→ **TASK STATEMENT**:
Which lines in the records below hold the word "original"? Copy each of them.

→ **DATA SHOWN**:
■ ■ ■ ■

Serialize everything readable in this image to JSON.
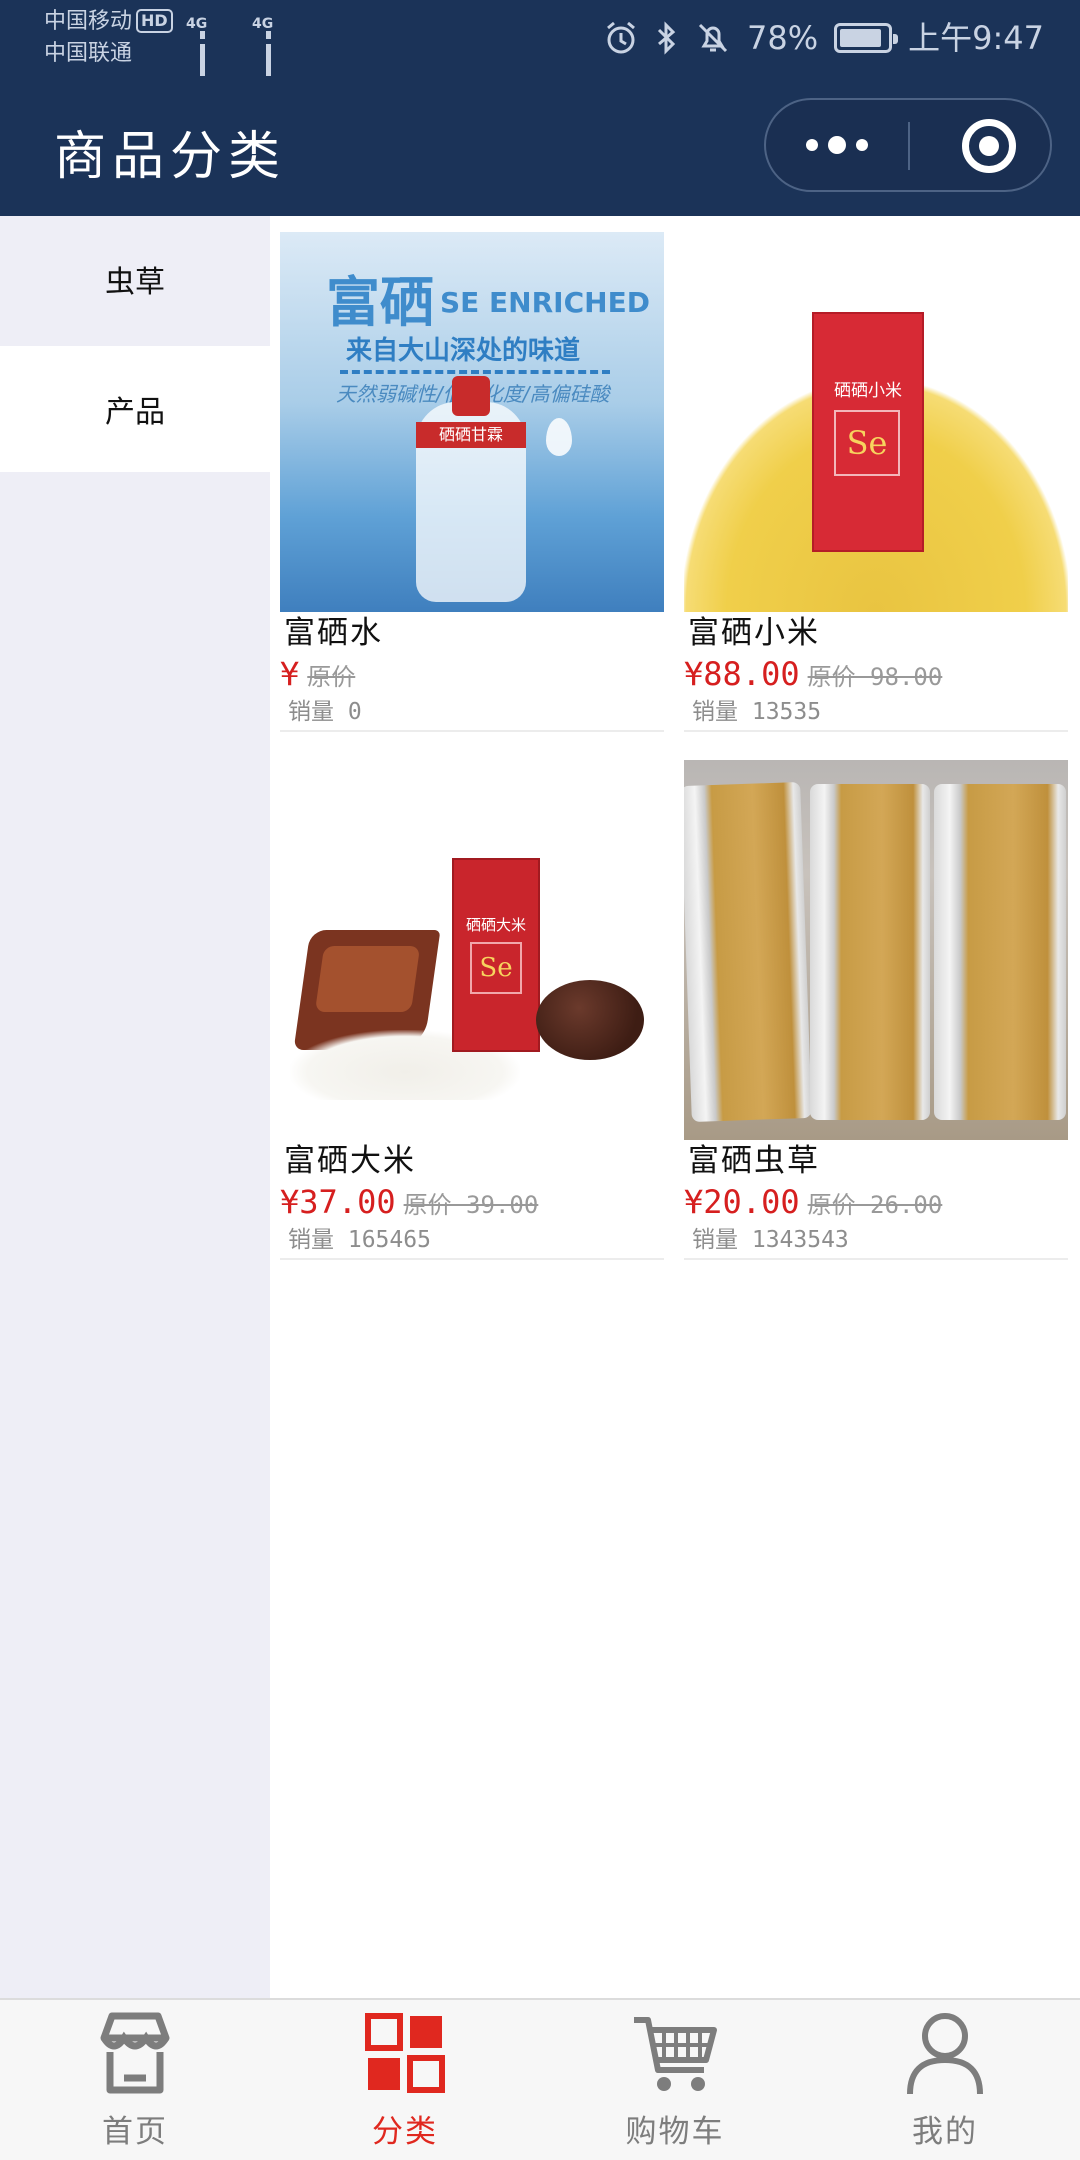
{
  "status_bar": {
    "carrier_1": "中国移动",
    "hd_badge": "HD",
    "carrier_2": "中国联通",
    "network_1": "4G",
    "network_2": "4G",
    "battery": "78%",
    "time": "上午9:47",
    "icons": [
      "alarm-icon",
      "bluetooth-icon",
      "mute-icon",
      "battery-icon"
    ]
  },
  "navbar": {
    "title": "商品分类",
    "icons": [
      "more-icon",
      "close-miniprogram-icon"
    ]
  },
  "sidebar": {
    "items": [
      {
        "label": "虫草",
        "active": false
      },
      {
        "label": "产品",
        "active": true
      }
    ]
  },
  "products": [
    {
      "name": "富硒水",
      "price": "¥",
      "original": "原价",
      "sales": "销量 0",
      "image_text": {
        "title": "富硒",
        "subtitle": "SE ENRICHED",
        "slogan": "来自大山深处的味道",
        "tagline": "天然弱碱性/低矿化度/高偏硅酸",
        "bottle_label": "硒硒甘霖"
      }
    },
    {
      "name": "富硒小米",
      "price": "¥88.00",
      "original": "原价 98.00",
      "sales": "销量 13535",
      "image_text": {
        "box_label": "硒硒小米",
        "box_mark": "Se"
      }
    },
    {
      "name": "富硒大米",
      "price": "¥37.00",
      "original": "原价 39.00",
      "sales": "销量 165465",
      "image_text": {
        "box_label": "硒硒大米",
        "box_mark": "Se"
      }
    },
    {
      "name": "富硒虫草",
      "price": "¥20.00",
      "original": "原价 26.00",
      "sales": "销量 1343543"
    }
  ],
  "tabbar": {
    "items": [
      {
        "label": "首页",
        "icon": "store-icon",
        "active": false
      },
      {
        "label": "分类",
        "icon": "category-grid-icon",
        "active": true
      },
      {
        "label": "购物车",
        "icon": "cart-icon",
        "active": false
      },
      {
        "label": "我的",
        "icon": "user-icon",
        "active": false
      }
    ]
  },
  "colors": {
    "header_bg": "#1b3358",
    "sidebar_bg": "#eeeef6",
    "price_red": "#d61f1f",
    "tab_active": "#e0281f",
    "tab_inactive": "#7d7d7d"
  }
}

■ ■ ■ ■

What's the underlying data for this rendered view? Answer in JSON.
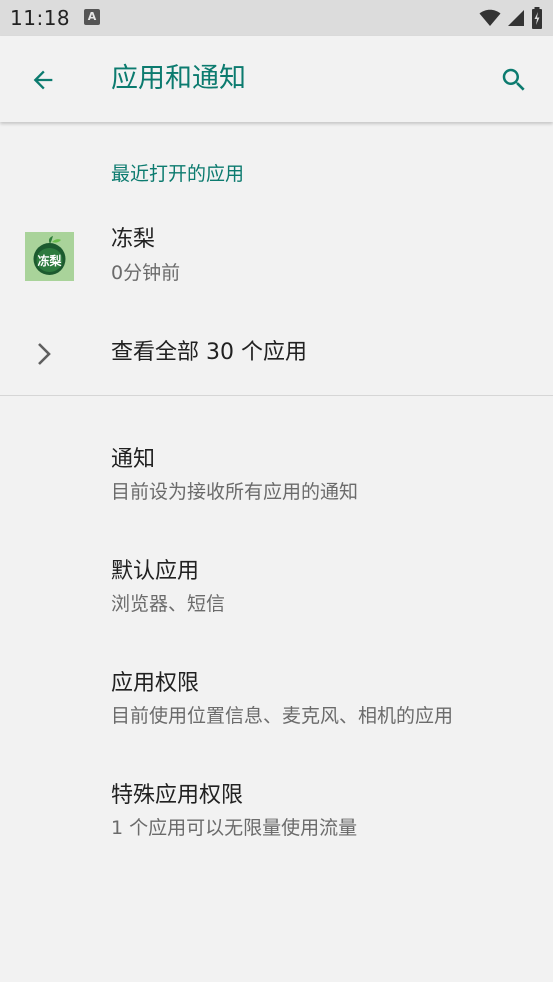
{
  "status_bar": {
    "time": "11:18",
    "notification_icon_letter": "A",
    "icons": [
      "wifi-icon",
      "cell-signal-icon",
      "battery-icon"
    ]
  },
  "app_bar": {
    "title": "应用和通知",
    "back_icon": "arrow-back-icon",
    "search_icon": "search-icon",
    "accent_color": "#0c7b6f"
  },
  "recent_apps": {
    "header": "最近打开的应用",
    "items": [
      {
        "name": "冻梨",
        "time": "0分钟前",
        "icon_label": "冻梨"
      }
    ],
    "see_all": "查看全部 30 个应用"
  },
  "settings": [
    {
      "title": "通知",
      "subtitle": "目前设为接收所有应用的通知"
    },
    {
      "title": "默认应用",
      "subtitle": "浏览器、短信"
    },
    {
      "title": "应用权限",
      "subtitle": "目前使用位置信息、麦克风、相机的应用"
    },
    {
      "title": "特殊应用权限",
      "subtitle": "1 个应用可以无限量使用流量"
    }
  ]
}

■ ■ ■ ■

→ **RESPONSE**:
      "original": "原价",
      "original": "原价 98.00",
      "original": "原价 39.00",
      "original": "原价 26.00",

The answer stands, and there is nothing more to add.